We’re taking the stance that it is. And with that logic in mind, Machine Learning can be for anyone with swaths of data who wants to solve pressing business challenges that result in a real, measurable impact. Those people are already sitting in desks right beside you. Still not sure? Consider the points below:

Bringing out the Machine Learning champion in everyone

1. No one knows your business better than your internal people.

The shortest pathway to implementing AI successfully is starting with a clear and tangible business problem. That business problem then becomes your Machine Learning use case. And who knows your business problems, better than the people working in your organization, every day? Leaders have become too distracted on the novelty of building RNN transformers, convolutional neural networks, heuristic search techniques, and so on. But if it’s possible to automate the complex Machine Learning and Data Science tasks, the only thing you — and your people — need to keep a razor-sharp focus on is your goals, and what’s standing in the way of you reaching them.

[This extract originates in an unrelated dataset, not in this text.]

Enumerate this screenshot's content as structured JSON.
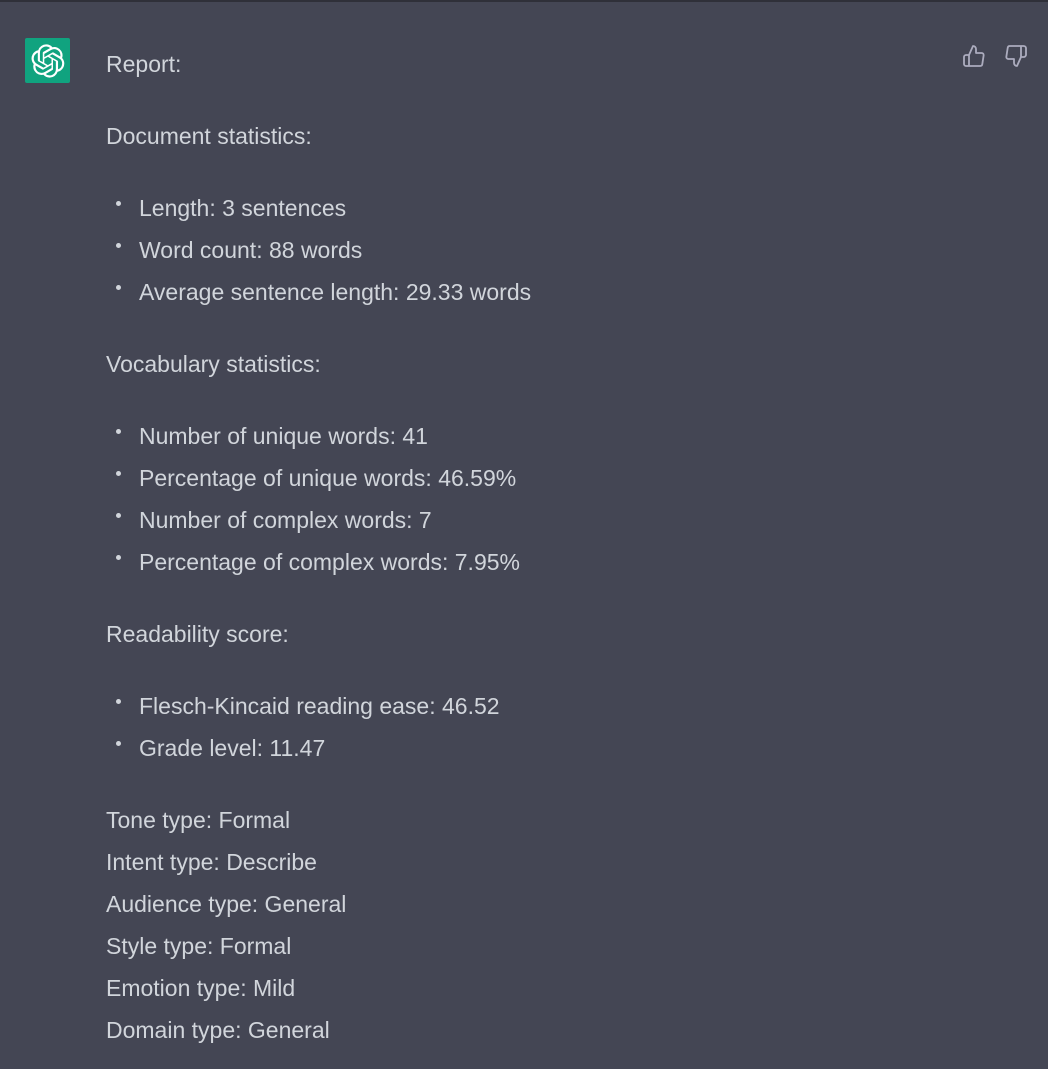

Plus, if you have seasoned employees who have been with you for, say, over a decade — they’ve already seen what happens to your company in a variety of conditions, from hypergrowth to managing through an economic downturn.

That level of experience is immeasurable. And your teams already know who to go to for the information they need, and they’re acutely aware of your long term vision. Kepler requires answers from internal SMEs as part of its Automated Data Science Workflow, because we know that successful Machine Learning starts with a broad, well-informed picture of your business.

2. No one knows your data better than the people who’ve created it, managed it, and laboured over it.

On Thursday, Stradigi AI’s Director of Solutions, Maria Elena, discussed the importance of shifting narratives from “data readiness” to “data ecosystems.” Not only is data highly dependent on departments, there are specific people who hold the keys. We know that building company-wide data literacy doesn’t happen overnight — but educating our teams on how to better use the data they own and care for helps create deeper understanding of the true impact that data can have on reaching goals. If you can equalize access to Machine Learning tools, you’re getting one step closer to bringing your entire team even closer to the data they use every day, and augmenting their data literacy in the process. If you alleviate time-consuming data tasks like data pre-processing and cleansing, that’s an added bonus.

3. No one knows how to communicate results, needs, and impact to stakeholders better than your current teams.

Last week, I discussed the importance of using ML to “upskill” your teams, and how empowering them with Machine Learning tools not only makes them feel like they’re a part of the process of AI transformation – but gives them the opportunity to say something more with their data. Whether it’s a Marketing Strategist speaking to a CMO about optimizing promotional offers, or an Operations Manager delivering critical insights on organizational efficiency, the business context, relationship, and historical knowledge these subject matter experts hold can’t be underestimated. Machine Learning is nothing without data, and data is useless without a solid foundation and meaningful story behind it — and your people hold those keys.

 

Hear Per’s thoughts about AI, technology, and the things he’s reading by following him on LinkedIn and Twitter.

Edited by Colleen McNamara